Another small Maine business that embraces maple is Captain Mowatt’s, a family-run business from Portland that’s known for its unique hot sauces. Sourcing maple syrup from a number of sugarhouses throughout Maine, the company uses it as a key ingredient in its spicy “Crapple” finishing sauce, which also includes apples and cranberries.
Ever experimenting with Maine-made ingredients, the company’s owner, Dan Stevens, remembers the sauce’s debut at the Bangor Flower Show over 10 years ago.
“I was a little concerned because it’s on the milder side, and people step up to a hot sauce booth with certain expectations, but it went well, and it has sold well ever since,” Dan Stevens said.
Other inventive value-added products made in Maine include maple salsa made by Todd’s Salsa in Bangor, a sparkling maple wine made by Tree Spirits Winery in Oakland and Maple Pepper seasonings, produced in Newcastle.
Gearing up for Maple Sunday
In Maine, maple sugaring season is short and sweet.

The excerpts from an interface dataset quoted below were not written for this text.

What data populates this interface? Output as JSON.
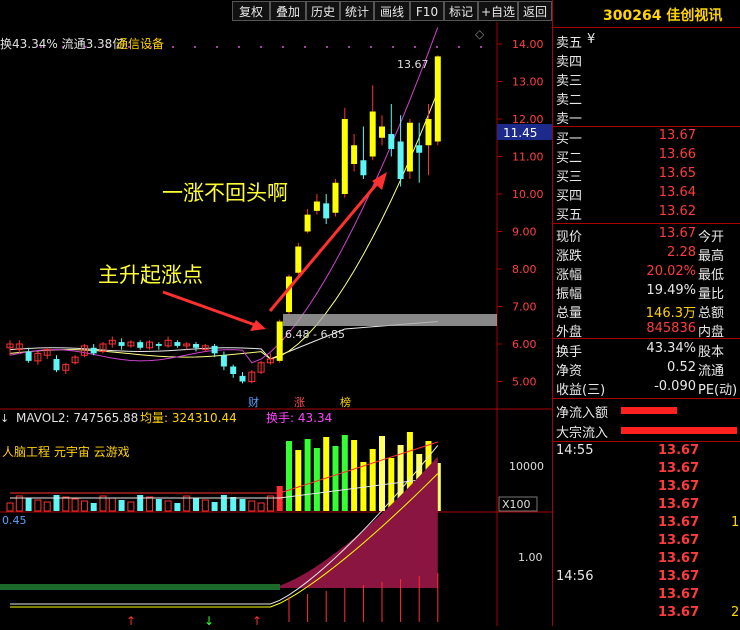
{
  "toolbar": {
    "buttons": [
      "复权",
      "叠加",
      "历史",
      "统计",
      "画线",
      "F10",
      "标记",
      "+自选",
      "返回"
    ]
  },
  "header": {
    "text": "换43.34% 流通3.38亿",
    "sector": "通信设备"
  },
  "price_axis": {
    "ticks": [
      "14.00",
      "13.00",
      "12.00",
      "11.00",
      "10.00",
      "9.00",
      "8.00",
      "7.00",
      "6.00",
      "5.00"
    ],
    "current_tag": "11.45"
  },
  "annotations": {
    "peak_label": "13.67",
    "gap_label": "6.48 - 6.85",
    "rise_text": "一涨不回头啊",
    "start_text": "主升起涨点",
    "badges": [
      "财",
      "涨",
      "榜"
    ]
  },
  "volume": {
    "mavol_text": "MAVOL2: 747565.88",
    "avg_text": "均量: 324310.44",
    "turnover_text": "换手: 43.34",
    "concept_text": "人脑工程 元宇宙 云游戏",
    "axis_tick": "10000",
    "unit": "X100"
  },
  "indicator": {
    "value_text": "0.45",
    "axis_tick": "1.00"
  },
  "panel": {
    "code": "300264",
    "name": "佳创视讯",
    "sell": [
      {
        "label": "卖五",
        "mark": "¥"
      },
      {
        "label": "卖四"
      },
      {
        "label": "卖三"
      },
      {
        "label": "卖二"
      },
      {
        "label": "卖一"
      }
    ],
    "buy": [
      {
        "label": "买一",
        "value": "13.67"
      },
      {
        "label": "买二",
        "value": "13.66"
      },
      {
        "label": "买三",
        "value": "13.65"
      },
      {
        "label": "买四",
        "value": "13.64"
      },
      {
        "label": "买五",
        "value": "13.62"
      }
    ],
    "quote": [
      {
        "label": "现价",
        "value": "13.67",
        "label2": "今开",
        "color": "red"
      },
      {
        "label": "涨跌",
        "value": "2.28",
        "label2": "最高",
        "color": "red"
      },
      {
        "label": "涨幅",
        "value": "20.02%",
        "label2": "最低",
        "color": "red"
      },
      {
        "label": "振幅",
        "value": "19.49%",
        "label2": "量比",
        "color": "wht"
      },
      {
        "label": "总量",
        "value": "146.3万",
        "label2": "总额",
        "color": "yel"
      },
      {
        "label": "外盘",
        "value": "845836",
        "label2": "内盘",
        "color": "red"
      }
    ],
    "stats": [
      {
        "label": "换手",
        "value": "43.34%",
        "label2": "股本"
      },
      {
        "label": "净资",
        "value": "0.52",
        "label2": "流通"
      },
      {
        "label": "收益(三)",
        "value": "-0.090",
        "label2": "PE(动)"
      }
    ],
    "flows": [
      "净流入额",
      "大宗流入"
    ],
    "trades": [
      {
        "time": "14:55",
        "price": "13.67",
        "vol": ""
      },
      {
        "time": "",
        "price": "13.67",
        "vol": ""
      },
      {
        "time": "",
        "price": "13.67",
        "vol": ""
      },
      {
        "time": "",
        "price": "13.67",
        "vol": ""
      },
      {
        "time": "",
        "price": "13.67",
        "vol": "1"
      },
      {
        "time": "",
        "price": "13.67",
        "vol": ""
      },
      {
        "time": "",
        "price": "13.67",
        "vol": ""
      },
      {
        "time": "14:56",
        "price": "13.67",
        "vol": ""
      },
      {
        "time": "",
        "price": "13.67",
        "vol": ""
      },
      {
        "time": "",
        "price": "13.67",
        "vol": "2"
      }
    ]
  }
}
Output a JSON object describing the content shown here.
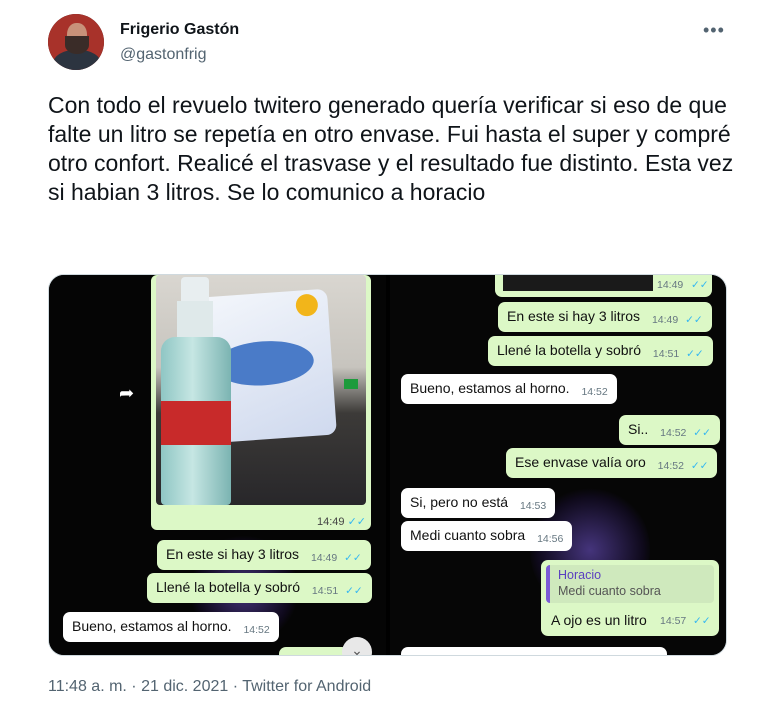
{
  "author": {
    "name": "Frigerio Gastón",
    "handle": "@gastonfrig",
    "more_icon": "more-horizontal-icon"
  },
  "tweet": {
    "text": "Con todo el revuelo twitero generado quería verificar si eso de que falte un litro se repetía en otro envase. Fui hasta el super y compré otro confort. Realicé el trasvase y el resultado fue distinto. Esta vez si habian 3 litros. Se lo comunico a horacio"
  },
  "media": {
    "left_screenshot": {
      "photo_time": "14:49",
      "messages": [
        {
          "text": "En este si hay 3 litros",
          "time": "14:49",
          "direction": "out"
        },
        {
          "text": "Llené la botella y sobró",
          "time": "14:51",
          "direction": "out"
        },
        {
          "text": "Bueno, estamos al horno.",
          "time": "14:52",
          "direction": "in"
        }
      ]
    },
    "right_screenshot": {
      "top_time": "14:49",
      "messages": [
        {
          "text": "En este si hay 3 litros",
          "time": "14:49",
          "direction": "out"
        },
        {
          "text": "Llené la botella y sobró",
          "time": "14:51",
          "direction": "out"
        },
        {
          "text": "Bueno, estamos al horno.",
          "time": "14:52",
          "direction": "in"
        },
        {
          "text": "Si..",
          "time": "14:52",
          "direction": "out"
        },
        {
          "text": "Ese envase valía oro",
          "time": "14:52",
          "direction": "out"
        },
        {
          "text": "Si, pero no está",
          "time": "14:53",
          "direction": "in"
        },
        {
          "text": "Medi cuanto sobra",
          "time": "14:56",
          "direction": "in"
        }
      ],
      "reply": {
        "quoted_name": "Horacio",
        "quoted_text": "Medi cuanto sobra",
        "text": "A ojo es un litro",
        "time": "14:57"
      }
    },
    "ticks": "✓✓"
  },
  "footer": {
    "time": "11:48 a. m.",
    "separator": " · ",
    "date": "21 dic. 2021",
    "source": "Twitter for Android"
  },
  "colors": {
    "out_bubble": "#dcf8c6",
    "in_bubble": "#ffffff",
    "tick_blue": "#34b7f1",
    "secondary_text": "#536471"
  }
}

Traditionally, it begins in mid- to late February, when producers tap their trees. Then they wait for the sap to flow, and this depends on temperature. In general, sap flows best when the trees freeze at night and thaw during the day. And this year, the cold temperatures in early March have put Maine sugarhouses behind.
“The season this year hasn’t done a lot for us yet,” Merrifield said. “We anticipate sap flow by the end of the week, but it’s just been too cold. Most people in the southern part of the state are about three weeks behind.”
Nevertheless, Merrifield is optimistic. Looking at the forecast for warmer weather in the week ahead, he thinks sap will start flowing soon enough. And if it doesn’t, most sugarhouses have plenty of surplus maple syrup and products from last year to supply customers on Maine Maple Sunday, he said.
“For our sugaring business, Maine Maple Sunday is huge,” he said. “I wouldn’t know how to put a percentage on it, but the biggest part of our mapling business is done in those two days.”
To learn more about Maine Maple Sunday, visit mainemapleproducers.com, where a map of participating locations is available.